» **What the exercise asks**
Starting from the first line below, count the lines carrying the string "permite" and answer with the count by itself.

» **Record excerpts**
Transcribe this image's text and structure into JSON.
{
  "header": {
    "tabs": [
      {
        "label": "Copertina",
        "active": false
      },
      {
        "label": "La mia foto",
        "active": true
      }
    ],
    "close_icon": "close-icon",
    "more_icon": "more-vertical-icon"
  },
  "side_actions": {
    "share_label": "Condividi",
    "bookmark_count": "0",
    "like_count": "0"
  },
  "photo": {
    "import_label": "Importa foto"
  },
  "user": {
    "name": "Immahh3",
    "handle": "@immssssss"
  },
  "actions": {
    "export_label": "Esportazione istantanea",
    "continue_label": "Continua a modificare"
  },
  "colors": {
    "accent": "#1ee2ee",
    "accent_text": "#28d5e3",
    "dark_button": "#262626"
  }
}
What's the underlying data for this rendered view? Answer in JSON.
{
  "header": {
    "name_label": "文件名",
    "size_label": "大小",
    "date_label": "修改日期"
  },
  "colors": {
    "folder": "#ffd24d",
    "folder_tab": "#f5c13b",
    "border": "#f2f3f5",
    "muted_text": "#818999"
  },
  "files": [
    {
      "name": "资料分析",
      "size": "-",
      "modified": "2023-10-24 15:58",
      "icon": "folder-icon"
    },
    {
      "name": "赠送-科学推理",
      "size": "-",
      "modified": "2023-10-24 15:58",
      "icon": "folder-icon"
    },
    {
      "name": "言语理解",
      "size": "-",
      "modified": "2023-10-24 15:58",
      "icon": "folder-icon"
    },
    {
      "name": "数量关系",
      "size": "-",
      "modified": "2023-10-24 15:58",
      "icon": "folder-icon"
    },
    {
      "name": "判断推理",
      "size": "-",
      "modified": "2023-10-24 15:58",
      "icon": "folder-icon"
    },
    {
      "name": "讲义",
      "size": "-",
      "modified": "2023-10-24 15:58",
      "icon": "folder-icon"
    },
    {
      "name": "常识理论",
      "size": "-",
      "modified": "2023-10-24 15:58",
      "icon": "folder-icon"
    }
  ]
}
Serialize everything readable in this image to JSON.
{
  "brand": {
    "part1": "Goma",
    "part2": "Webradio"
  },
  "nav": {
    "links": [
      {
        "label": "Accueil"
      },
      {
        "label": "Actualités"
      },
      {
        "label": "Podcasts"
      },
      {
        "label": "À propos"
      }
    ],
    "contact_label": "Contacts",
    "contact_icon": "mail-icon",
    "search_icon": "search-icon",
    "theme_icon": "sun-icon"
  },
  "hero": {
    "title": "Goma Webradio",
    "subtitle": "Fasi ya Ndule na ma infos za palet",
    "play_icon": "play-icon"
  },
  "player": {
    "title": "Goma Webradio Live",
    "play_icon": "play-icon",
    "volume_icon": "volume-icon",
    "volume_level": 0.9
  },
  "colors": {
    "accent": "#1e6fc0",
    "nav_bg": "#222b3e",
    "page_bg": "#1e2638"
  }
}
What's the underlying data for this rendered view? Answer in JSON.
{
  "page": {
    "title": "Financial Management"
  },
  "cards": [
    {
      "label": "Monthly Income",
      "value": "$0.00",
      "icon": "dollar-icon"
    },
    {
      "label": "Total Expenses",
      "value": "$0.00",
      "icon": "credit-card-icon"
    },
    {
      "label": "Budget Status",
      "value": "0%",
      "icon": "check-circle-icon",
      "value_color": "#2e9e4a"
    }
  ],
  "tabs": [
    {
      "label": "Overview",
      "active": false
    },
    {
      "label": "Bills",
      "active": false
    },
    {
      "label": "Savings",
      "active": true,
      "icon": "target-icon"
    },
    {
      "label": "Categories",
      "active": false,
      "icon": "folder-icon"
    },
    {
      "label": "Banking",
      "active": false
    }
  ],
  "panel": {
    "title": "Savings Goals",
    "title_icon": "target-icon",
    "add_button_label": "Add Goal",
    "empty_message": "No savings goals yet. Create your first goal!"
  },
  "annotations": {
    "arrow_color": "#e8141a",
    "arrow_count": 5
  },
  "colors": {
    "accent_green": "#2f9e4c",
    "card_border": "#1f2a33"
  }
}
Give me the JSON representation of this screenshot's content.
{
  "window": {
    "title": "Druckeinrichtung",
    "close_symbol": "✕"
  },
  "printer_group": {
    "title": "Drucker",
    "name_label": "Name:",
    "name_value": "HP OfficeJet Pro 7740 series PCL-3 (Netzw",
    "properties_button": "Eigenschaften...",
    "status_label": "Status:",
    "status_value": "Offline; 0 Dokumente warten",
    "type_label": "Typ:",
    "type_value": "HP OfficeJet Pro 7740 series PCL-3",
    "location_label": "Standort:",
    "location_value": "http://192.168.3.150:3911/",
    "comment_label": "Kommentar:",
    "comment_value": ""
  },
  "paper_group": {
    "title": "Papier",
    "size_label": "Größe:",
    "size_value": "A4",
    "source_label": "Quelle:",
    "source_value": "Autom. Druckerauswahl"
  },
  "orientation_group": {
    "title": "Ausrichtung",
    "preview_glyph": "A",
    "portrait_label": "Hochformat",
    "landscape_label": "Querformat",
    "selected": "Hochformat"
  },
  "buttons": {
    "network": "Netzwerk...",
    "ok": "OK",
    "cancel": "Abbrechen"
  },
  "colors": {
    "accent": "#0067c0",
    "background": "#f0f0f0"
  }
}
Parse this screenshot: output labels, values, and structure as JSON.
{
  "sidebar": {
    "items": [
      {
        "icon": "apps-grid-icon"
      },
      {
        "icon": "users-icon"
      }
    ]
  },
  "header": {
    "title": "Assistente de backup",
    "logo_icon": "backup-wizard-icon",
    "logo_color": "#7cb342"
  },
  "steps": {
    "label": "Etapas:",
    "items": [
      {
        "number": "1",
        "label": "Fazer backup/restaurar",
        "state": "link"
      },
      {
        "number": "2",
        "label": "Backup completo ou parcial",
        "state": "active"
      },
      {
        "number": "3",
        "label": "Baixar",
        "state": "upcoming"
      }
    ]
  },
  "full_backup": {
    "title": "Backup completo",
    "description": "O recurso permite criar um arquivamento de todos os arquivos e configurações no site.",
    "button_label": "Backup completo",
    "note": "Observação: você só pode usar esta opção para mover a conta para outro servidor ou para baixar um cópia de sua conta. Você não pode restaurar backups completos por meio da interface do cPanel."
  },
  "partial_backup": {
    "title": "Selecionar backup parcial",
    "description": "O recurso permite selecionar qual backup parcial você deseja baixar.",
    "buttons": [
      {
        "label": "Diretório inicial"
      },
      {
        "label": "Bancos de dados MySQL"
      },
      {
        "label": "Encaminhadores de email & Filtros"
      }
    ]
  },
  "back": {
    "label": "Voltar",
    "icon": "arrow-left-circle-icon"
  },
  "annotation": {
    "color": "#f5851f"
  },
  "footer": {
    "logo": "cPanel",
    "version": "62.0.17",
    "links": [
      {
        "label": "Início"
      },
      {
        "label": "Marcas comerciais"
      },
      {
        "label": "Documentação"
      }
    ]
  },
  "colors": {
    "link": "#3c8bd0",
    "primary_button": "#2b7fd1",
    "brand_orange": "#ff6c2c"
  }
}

» **Output of the exercise**
2